Tom Millay at Marginalia:
Kevin Hart is not one to boast. Nothing in this volume, which discusses religious poetry, would let one know that Hart is a major contemporary poet (as Harold Bloom amongst others has claimed), nor that some of his poems are religious. We do not find out that Hart is the one who has written the lines: “I want to live/Like a water spider over my own life/And touch again the month we fell in love/And feel its flesh,” nor that he has written “The Room,” which is said to have sustained a captured Chilean soldier who had memorized the poem through a period of intense mental and physical torture.
Perhaps Hart wanted the volume, one of a number of important theoretical works he penned, to stand on its own, and it certainly does; however, it is worth mentioning that this theoretical account of religious poetry is written by someone who is a practicing religious poet. The book is essentially an apologia for religious poetry accomplished through a novel mode of argumentation: phenomenology.
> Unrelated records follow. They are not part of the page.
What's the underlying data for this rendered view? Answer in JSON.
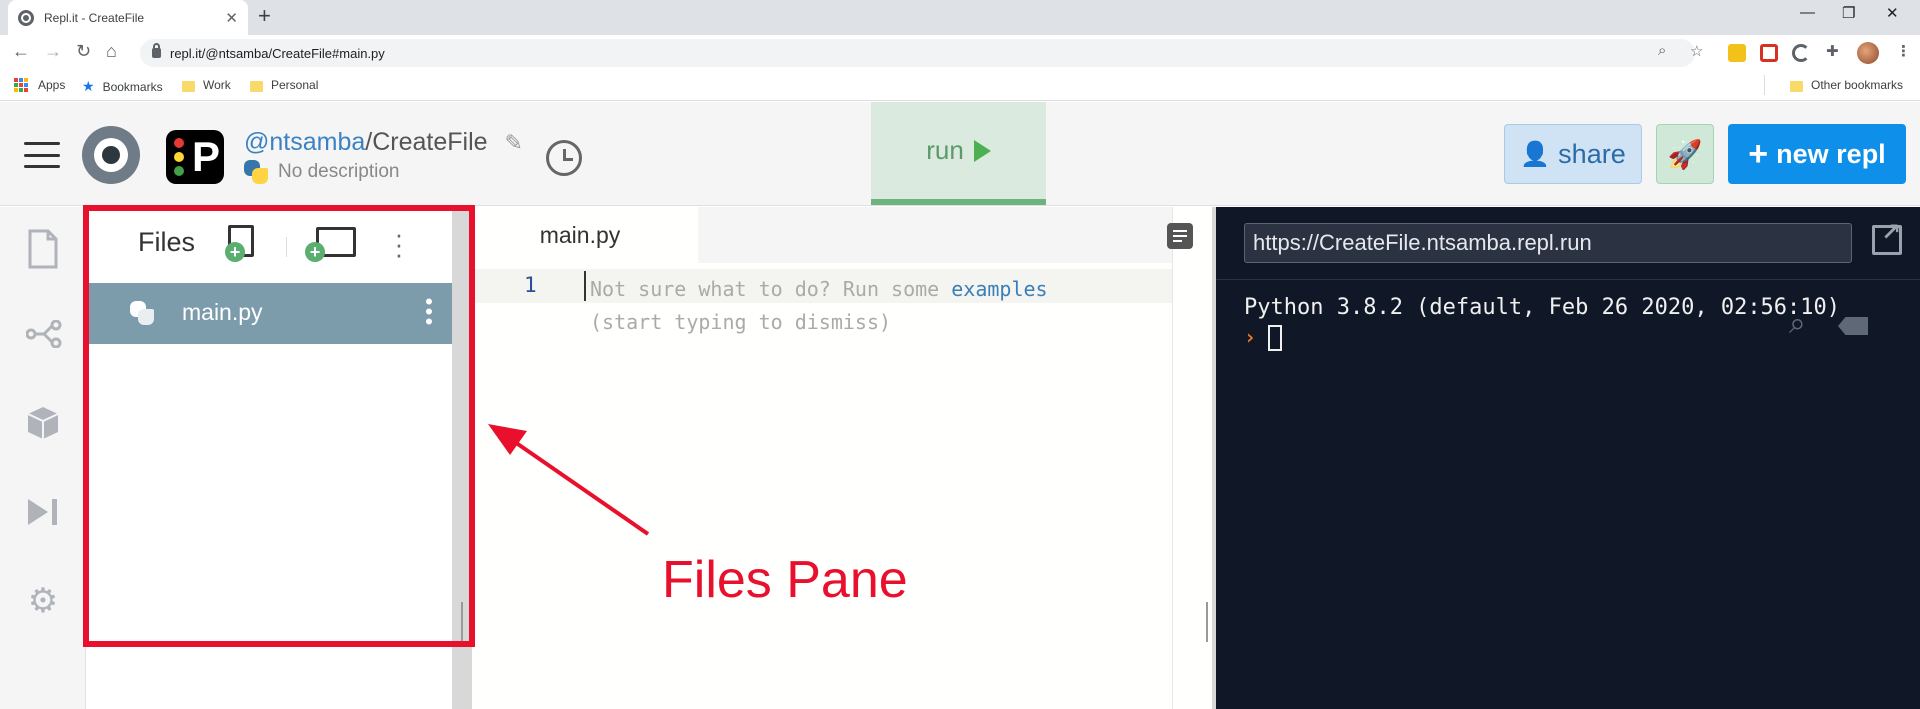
{
  "browser": {
    "tab_title": "Repl.it - CreateFile",
    "tab_close": "✕",
    "new_tab": "+",
    "url": "repl.it/@ntsamba/CreateFile#main.py",
    "bookmarks": {
      "apps": "Apps",
      "items": [
        "Bookmarks",
        "Work",
        "Personal"
      ],
      "other": "Other bookmarks"
    }
  },
  "header": {
    "owner": "@ntsamba",
    "separator": "/",
    "repl_name": "CreateFile",
    "description": "No description",
    "run_label": "run",
    "share_label": "share",
    "new_repl_label": "new repl",
    "lang_logo_letter": "P"
  },
  "files": {
    "title": "Files",
    "items": [
      {
        "name": "main.py",
        "selected": true
      }
    ]
  },
  "editor": {
    "tab": "main.py",
    "line_number": "1",
    "hint_prefix": "Not sure what to do? Run some ",
    "hint_link": "examples",
    "hint_line2": "(start typing to dismiss)"
  },
  "console": {
    "url": "https://CreateFile.ntsamba.repl.run",
    "output": "Python 3.8.2 (default, Feb 26 2020, 02:56:10)",
    "prompt": "›"
  },
  "annotation": {
    "label": "Files Pane",
    "color": "#e8102d"
  },
  "colors": {
    "run_bg": "#dbeadf",
    "share_bg": "#cfe3f5",
    "new_repl_bg": "#0e8fe9",
    "selected_file_bg": "#7c9bab",
    "console_bg": "#101828"
  }
}
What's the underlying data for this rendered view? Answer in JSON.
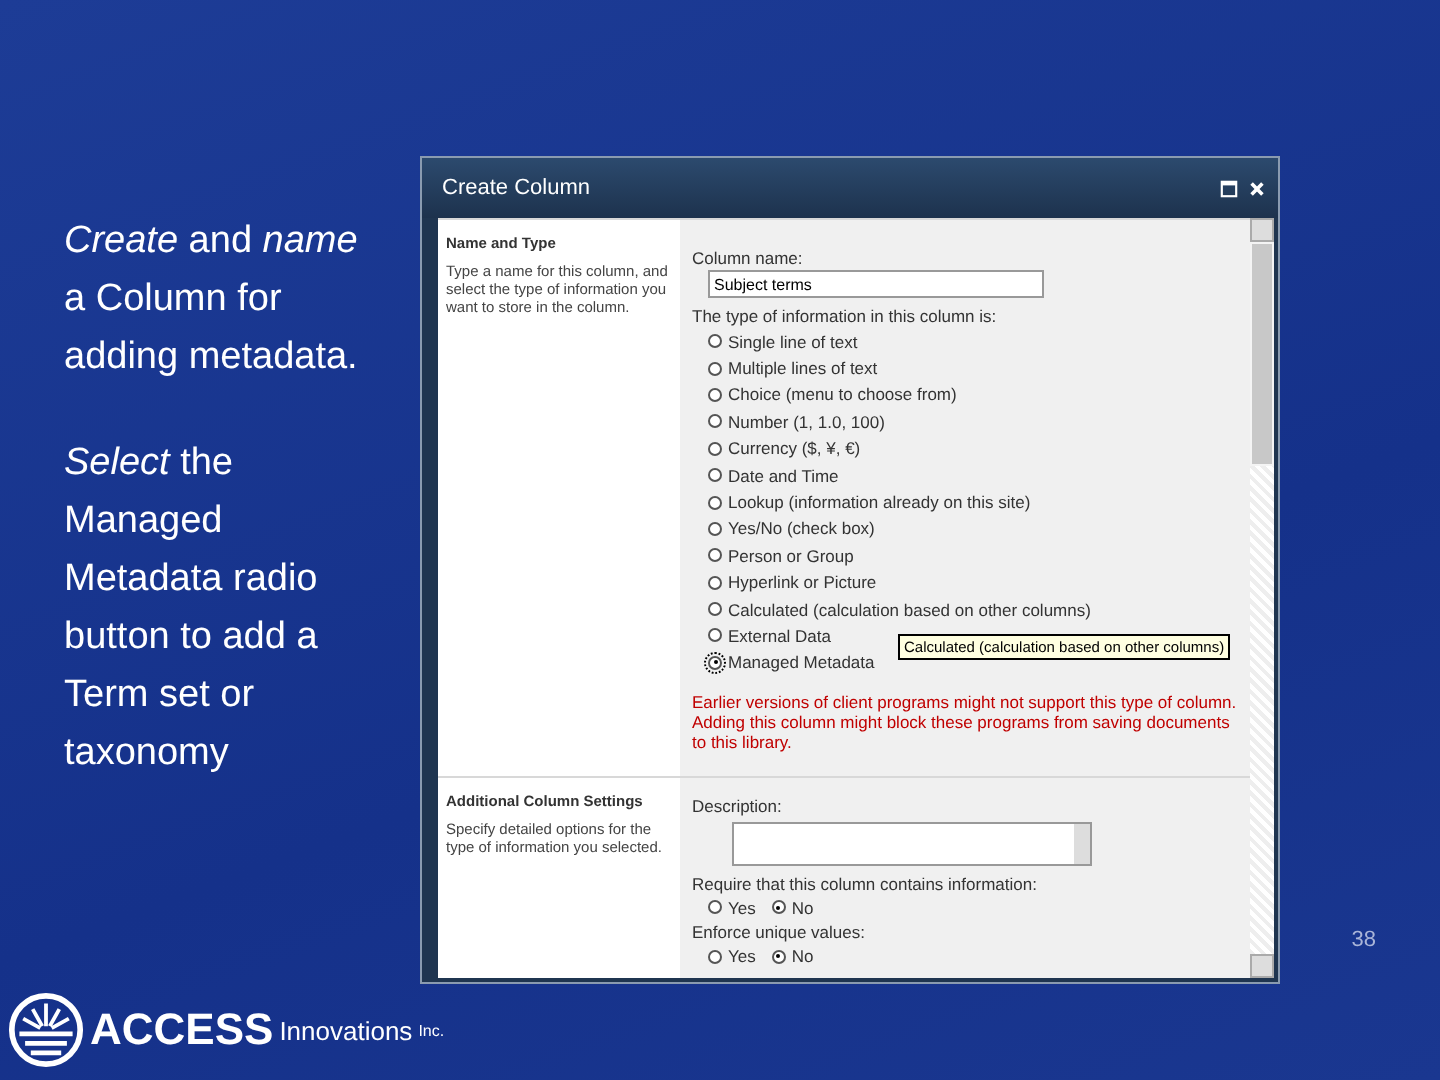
{
  "slide": {
    "paragraphs": [
      "*Create* and *name* a Column for adding metadata.",
      "*Select* the Managed Metadata radio button to add a Term set or taxonomy"
    ],
    "page_number": "38",
    "logo": {
      "brand": "ACCESS",
      "suffix": "Innovations",
      "mark": "Inc."
    }
  },
  "dialog": {
    "title": "Create Column",
    "sections": [
      {
        "heading": "Name and Type",
        "description": "Type a name for this column, and select the type of information you want to store in the column.",
        "fields": [
          {
            "kind": "text",
            "label": "Column name:",
            "value": "Subject terms"
          },
          {
            "kind": "radios",
            "label": "The type of information in this column is:",
            "options": [
              {
                "label": "Single line of text",
                "selected": false
              },
              {
                "label": "Multiple lines of text",
                "selected": false
              },
              {
                "label": "Choice (menu to choose from)",
                "selected": false
              },
              {
                "label": "Number (1, 1.0, 100)",
                "selected": false
              },
              {
                "label": "Currency ($, ¥, €)",
                "selected": false
              },
              {
                "label": "Date and Time",
                "selected": false
              },
              {
                "label": "Lookup (information already on this site)",
                "selected": false
              },
              {
                "label": "Yes/No (check box)",
                "selected": false
              },
              {
                "label": "Person or Group",
                "selected": false
              },
              {
                "label": "Hyperlink or Picture",
                "selected": false
              },
              {
                "label": "Calculated (calculation based on other columns)",
                "selected": false
              },
              {
                "label": "External Data",
                "selected": false
              },
              {
                "label": "Managed Metadata",
                "selected": true
              }
            ]
          },
          {
            "kind": "warning",
            "text": "Earlier versions of client programs might not support this type of column. Adding this column might block these programs from saving documents to this library."
          }
        ]
      },
      {
        "heading": "Additional Column Settings",
        "description": "Specify detailed options for the type of information you selected.",
        "fields": [
          {
            "kind": "textarea",
            "label": "Description:"
          },
          {
            "kind": "inline",
            "label": "Require that this column contains information:",
            "options": [
              {
                "label": "Yes",
                "selected": false
              },
              {
                "label": "No",
                "selected": true
              }
            ]
          },
          {
            "kind": "inline",
            "label": "Enforce unique values:",
            "options": [
              {
                "label": "Yes",
                "selected": false
              },
              {
                "label": "No",
                "selected": true
              }
            ]
          }
        ]
      }
    ],
    "tooltip": "Calculated (calculation based on other columns)"
  }
}
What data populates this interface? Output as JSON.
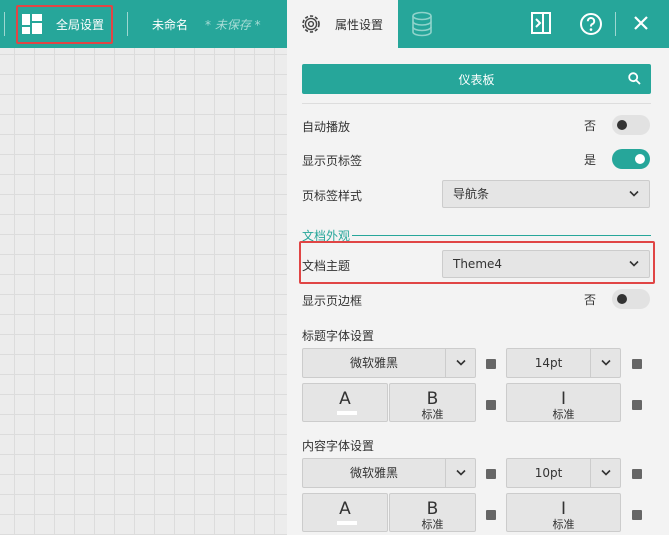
{
  "toolbar": {
    "global_settings_label": "全局设置",
    "doc_name": "未命名",
    "doc_status": "* 未保存 *",
    "tab_properties_label": "属性设置",
    "icons": [
      "dashboard-layout-icon",
      "gear-icon",
      "database-icon",
      "panel-toggle-icon",
      "help-icon",
      "close-icon"
    ]
  },
  "panel": {
    "search_title": "仪表板",
    "auto_play": {
      "label": "自动播放",
      "value_text": "否",
      "on": false
    },
    "show_tab_labels": {
      "label": "显示页标签",
      "value_text": "是",
      "on": true
    },
    "tab_label_style": {
      "label": "页标签样式",
      "value": "导航条"
    },
    "doc_appearance_title": "文档外观",
    "doc_theme": {
      "label": "文档主题",
      "value": "Theme4"
    },
    "show_page_border": {
      "label": "显示页边框",
      "value_text": "否",
      "on": false
    },
    "title_font": {
      "label": "标题字体设置",
      "family": "微软雅黑",
      "size": "14pt",
      "color_glyph": "A",
      "bold_glyph": "B",
      "bold_sub": "标准",
      "italic_glyph": "I",
      "italic_sub": "标准"
    },
    "content_font": {
      "label": "内容字体设置",
      "family": "微软雅黑",
      "size": "10pt",
      "color_glyph": "A",
      "bold_glyph": "B",
      "bold_sub": "标准",
      "italic_glyph": "I",
      "italic_sub": "标准"
    }
  },
  "colors": {
    "accent": "#26a69a",
    "highlight": "#e04545",
    "panel_bg": "#f3f3f3"
  }
}
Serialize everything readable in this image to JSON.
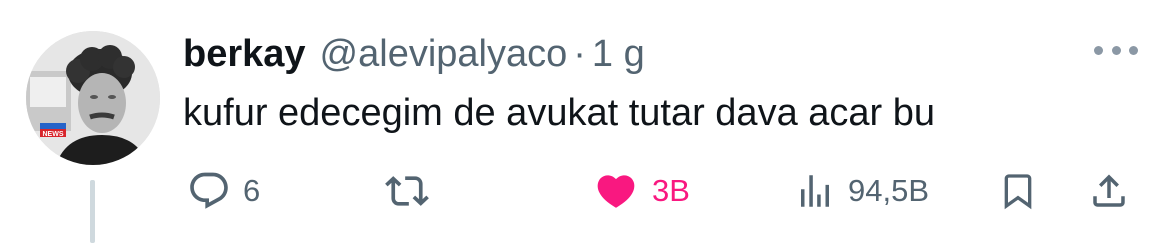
{
  "tweet": {
    "author": {
      "display_name": "berkay",
      "handle": "@alevipalyaco",
      "separator": "·",
      "time": "1 g",
      "avatar_badge": "NEWS"
    },
    "text": "kufur edecegim de avukat tutar dava acar bu",
    "actions": {
      "reply_count": "6",
      "retweet_count": "",
      "like_count": "3B",
      "views_count": "94,5B"
    },
    "colors": {
      "like": "#f91880",
      "muted": "#536471",
      "text": "#0f1419"
    },
    "icons": [
      "more-icon",
      "reply-icon",
      "retweet-icon",
      "heart-icon",
      "views-icon",
      "bookmark-icon",
      "share-icon"
    ]
  }
}
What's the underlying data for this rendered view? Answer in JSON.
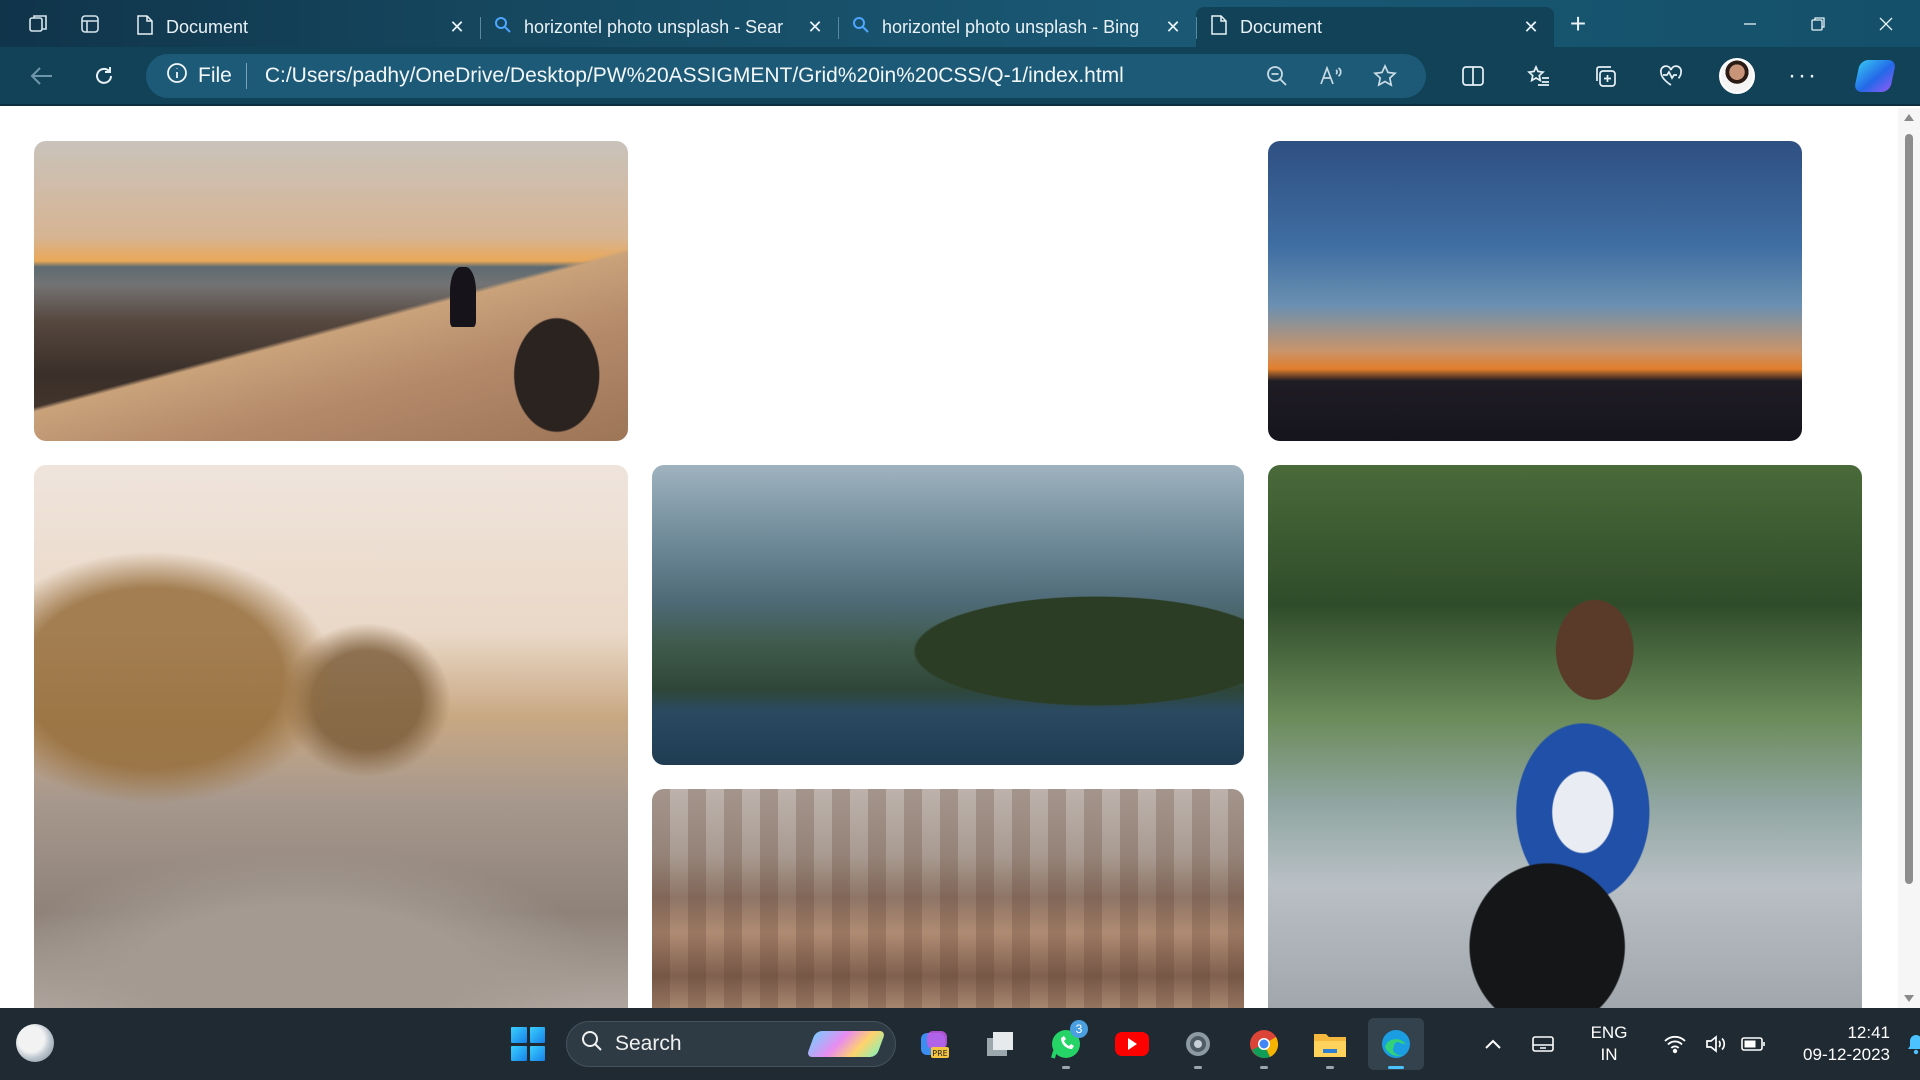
{
  "browser": {
    "tabs": [
      {
        "title": "Document",
        "icon": "page-icon",
        "active": false
      },
      {
        "title": "horizontel photo unsplash - Sear",
        "icon": "search-icon",
        "active": false
      },
      {
        "title": "horizontel photo unsplash - Bing",
        "icon": "search-icon",
        "active": false
      },
      {
        "title": "Document",
        "icon": "page-icon",
        "active": true
      }
    ],
    "address": {
      "scheme_label": "File",
      "url": "C:/Users/padhy/OneDrive/Desktop/PW%20ASSIGMENT/Grid%20in%20CSS/Q-1/index.html"
    }
  },
  "page": {
    "photos": [
      {
        "subject": "desert-sunset"
      },
      {
        "subject": "dusk-horizon"
      },
      {
        "subject": "frosty-field"
      },
      {
        "subject": "misty-lake"
      },
      {
        "subject": "foggy-city"
      },
      {
        "subject": "boy-on-motorbike"
      }
    ]
  },
  "taskbar": {
    "search_label": "Search",
    "whatsapp_badge": "3",
    "language_line1": "ENG",
    "language_line2": "IN",
    "time": "12:41",
    "date": "09-12-2023"
  }
}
As far as I am aware, this is the first major treatment of religious poetry in the field of phenomenology, and the result is a stirring defense of religious poetry against two major detractors of the very idea.